How to consolidate multiple folders?!

I installed Recover My Files and recovered over 280GB of data from a friends 160GB external drive after it crashed. I have opened multiple images, audio files, xls sheets and movies to make sure they are intact, and have not found any corrupt files as of yet. The problem is that 280GB of data won’t fit back onto a 160GB drive, so there must be duplicate files somewhere. Recover My Files made 1,387 folders containing 36,625 files with numerical folder names. Those would take a lifetime to sort.

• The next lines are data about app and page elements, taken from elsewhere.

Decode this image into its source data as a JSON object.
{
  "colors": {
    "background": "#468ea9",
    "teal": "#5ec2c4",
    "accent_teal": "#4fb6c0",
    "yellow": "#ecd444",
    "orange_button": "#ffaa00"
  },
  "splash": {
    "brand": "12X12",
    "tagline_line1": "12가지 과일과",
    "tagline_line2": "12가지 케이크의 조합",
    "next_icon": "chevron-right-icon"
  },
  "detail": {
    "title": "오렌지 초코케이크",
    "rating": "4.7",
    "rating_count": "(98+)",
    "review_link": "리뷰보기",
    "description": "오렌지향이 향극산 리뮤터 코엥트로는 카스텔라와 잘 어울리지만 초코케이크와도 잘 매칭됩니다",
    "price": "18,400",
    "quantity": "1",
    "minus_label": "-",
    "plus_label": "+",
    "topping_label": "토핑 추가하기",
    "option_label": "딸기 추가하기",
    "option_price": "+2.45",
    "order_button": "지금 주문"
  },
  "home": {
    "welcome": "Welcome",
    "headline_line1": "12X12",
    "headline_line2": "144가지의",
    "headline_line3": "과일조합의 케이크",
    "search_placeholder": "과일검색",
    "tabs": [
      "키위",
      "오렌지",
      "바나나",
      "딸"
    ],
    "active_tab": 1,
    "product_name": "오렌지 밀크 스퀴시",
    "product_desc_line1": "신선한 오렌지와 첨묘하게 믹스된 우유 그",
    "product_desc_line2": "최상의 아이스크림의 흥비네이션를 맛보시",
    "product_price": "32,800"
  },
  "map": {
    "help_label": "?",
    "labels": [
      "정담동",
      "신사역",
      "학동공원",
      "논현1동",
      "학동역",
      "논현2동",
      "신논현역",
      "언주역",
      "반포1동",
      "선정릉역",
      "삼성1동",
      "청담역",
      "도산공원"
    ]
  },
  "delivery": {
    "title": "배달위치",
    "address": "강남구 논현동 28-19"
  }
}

So how can I consolidate ALL of the folders into one folder in Windows. From there I can easily separate them by file type and name and weed out the useless stuff. Apparently a DOS program named xxcopy can do this, but surely there is another way?! The only method I have come up with is creating a huge archived files and then extracting it without subfolders. I don’t have that kind of disc space though. If this can be done while removing possible duplicates at the same time, let me know. The recovery took over 20 hours, so I’m not really worried if he looses SOME data at this point…

no not so I have used this type of software, It can find files from 1 or 2 or even 3 formats, that’s why it found more then what can fit on a hard drive.

can you save to another hard drive? that is bigger?

No, but even if I did, these files still need to be sorted and to begin that it needs to be consolidated.

Like I said, this stuff came off his external hard drive and so it needs to go back on.

This is where command lines are better than GUIs :wink:

do something like

mkdir \newfolder
cd \recoveredfolder
for /R %x in (.) do xcopy “%x” \newfolder

the /R makes it recurse into folders within folders.  The above assumes your new folder is called “newfolder” and is at the root of the drive, and that all the recovered folders are in \recoveredfolder.

Are you putting the files back onto the same drive?  Have you tried spinrite?

Also, depending on how the drives are formatted (block size, etc), the same files may take differing amounts of space on two different drives.

Is there an xmove for example so that a copy isn’t made? I just want to eliminate the file tree in this directory so that all the files reside in one folder. I won’t have room to move all of the files into a new folder. Do you know what I mean?

What is “for” and “%x in”. I almost never have used command line, clearly.

The reason I did the xcopy instead of ‘move’ is just in case something goes wrong, you won’t lose the originals.  I wouldn’t do ‘move’ unless it’s a last resort.  But go for it :wink:

‘for’ just loops through the command.  ie: for every file in the current folder (that’s the . part), do this…

‘%x’ is a variable.  So for example, it will be the filename of the first file it finds, and then the second file it finds, etc.  So then you can do things like  move %x \newfolder    and it will just substitute the filename for the %x. 

If I was a real nerd, I’d be using %foo for a variable name.  But there’s just something un-nerdy about DOS scripting.  Real nerds use $ for variables, and the slashes go the opposite way :wink: 

Hope that helps!

Yeah, I also love using the command line instead of a GUI.  I also prefer copy to move in linux.

You can copy a whack of files in linux from one directory to another using the copy command.  Let us say we have a picture directory within my home folder and I want to copy all of the .jpgs within the directory to my saved directory also within my home directory.  Open up a shell prompt.  Navigate to your picture directory.  Here’s my example:

cd /home/hitest/pictures

From within that directory issue the copy command, specify what you want to copy, and type the pathway to your target directory in this case saved.  Using the wildcard *.jpg will get all files ending in .jpg

cp *.jpg /home/hitest/saved

Thanks for all of the help.

I’m using XXCOPY right now, and I’m finding it to be extremely usefull.

example: XXCOPY H:\Explosivo\Recovery*.* G:\Sortme /SGNO /RC

This command would copy all files in the Recovery tree, selecting only the newest file if there are duplicates and delete the source file after copying, like move.

In an image collection where the SD card was formatted and more than one PICT0001.jpg may exist, you could use SG instead of SGNO, which would sort the newest file first. There are several other variations as well.


Now I feel that XXCOPY is a must have for Windows and DOS users.

I need that ‘no I will not fix your computer’ t-shirt from thinkgeek…